If a line in the records below holds the string "this", count it, and state only the final count.

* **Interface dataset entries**
____

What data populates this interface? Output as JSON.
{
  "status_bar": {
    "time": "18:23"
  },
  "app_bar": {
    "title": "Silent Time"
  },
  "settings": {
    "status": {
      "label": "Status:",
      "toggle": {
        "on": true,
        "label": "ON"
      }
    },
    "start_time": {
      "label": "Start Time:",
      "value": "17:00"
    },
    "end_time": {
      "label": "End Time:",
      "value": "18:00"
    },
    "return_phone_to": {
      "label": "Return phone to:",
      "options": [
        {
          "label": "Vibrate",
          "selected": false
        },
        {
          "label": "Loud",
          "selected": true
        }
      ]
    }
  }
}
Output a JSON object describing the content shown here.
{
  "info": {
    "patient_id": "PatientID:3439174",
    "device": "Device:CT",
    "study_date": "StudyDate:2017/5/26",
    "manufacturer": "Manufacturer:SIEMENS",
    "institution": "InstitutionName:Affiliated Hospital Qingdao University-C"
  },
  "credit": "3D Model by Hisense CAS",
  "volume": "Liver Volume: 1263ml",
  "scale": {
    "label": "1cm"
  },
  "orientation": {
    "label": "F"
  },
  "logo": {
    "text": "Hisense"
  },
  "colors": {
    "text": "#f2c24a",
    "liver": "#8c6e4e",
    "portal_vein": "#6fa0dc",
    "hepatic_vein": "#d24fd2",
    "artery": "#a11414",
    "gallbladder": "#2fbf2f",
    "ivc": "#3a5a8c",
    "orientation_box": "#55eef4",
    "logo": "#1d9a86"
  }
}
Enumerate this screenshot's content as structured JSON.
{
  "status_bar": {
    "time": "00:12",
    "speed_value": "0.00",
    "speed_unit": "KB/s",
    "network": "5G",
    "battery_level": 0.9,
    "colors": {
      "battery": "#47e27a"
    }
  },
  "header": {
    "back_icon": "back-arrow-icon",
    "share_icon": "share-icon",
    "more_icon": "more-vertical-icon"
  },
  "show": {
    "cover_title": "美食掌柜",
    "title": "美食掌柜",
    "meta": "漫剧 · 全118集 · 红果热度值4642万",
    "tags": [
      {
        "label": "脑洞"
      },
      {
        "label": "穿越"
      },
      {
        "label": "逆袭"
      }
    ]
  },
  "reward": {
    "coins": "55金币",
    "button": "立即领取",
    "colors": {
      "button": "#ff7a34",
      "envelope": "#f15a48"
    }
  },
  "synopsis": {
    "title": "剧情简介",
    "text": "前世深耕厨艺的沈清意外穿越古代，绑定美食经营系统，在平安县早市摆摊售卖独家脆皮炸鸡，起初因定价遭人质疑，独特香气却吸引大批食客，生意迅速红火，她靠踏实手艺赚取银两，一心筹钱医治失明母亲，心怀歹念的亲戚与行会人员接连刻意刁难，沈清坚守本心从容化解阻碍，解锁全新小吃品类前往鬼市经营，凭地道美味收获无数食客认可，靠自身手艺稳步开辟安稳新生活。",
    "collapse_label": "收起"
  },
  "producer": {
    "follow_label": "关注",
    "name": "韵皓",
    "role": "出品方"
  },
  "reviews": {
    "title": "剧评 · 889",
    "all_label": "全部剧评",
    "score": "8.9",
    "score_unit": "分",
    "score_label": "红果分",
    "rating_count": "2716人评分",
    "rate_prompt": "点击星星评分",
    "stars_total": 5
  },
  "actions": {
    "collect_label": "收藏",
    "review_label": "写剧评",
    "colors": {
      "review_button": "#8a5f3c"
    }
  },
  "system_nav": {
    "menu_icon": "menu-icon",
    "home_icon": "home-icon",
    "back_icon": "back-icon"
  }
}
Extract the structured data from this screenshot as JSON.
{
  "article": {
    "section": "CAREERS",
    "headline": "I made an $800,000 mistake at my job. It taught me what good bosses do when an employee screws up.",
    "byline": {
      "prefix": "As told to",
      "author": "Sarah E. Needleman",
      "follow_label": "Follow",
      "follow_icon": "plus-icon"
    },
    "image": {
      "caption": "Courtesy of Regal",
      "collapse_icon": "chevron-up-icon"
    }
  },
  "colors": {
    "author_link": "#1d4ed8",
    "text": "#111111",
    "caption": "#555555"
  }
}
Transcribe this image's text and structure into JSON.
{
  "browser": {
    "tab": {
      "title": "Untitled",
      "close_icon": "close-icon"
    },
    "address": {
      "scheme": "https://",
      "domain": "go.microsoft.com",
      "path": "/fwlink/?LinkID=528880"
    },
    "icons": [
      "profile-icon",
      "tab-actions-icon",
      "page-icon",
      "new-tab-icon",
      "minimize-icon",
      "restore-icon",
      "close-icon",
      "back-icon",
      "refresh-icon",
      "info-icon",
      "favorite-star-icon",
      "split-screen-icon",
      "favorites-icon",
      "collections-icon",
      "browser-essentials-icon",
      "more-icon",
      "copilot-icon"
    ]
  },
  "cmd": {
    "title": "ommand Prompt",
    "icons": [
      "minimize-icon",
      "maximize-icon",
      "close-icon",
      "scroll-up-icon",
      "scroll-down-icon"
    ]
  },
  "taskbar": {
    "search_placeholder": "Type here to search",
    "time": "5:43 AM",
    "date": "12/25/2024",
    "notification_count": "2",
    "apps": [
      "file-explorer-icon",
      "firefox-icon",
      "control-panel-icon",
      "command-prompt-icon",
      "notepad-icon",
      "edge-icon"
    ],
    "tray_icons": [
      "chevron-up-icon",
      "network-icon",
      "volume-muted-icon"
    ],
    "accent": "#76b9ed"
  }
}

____

* **Reply to the task**
4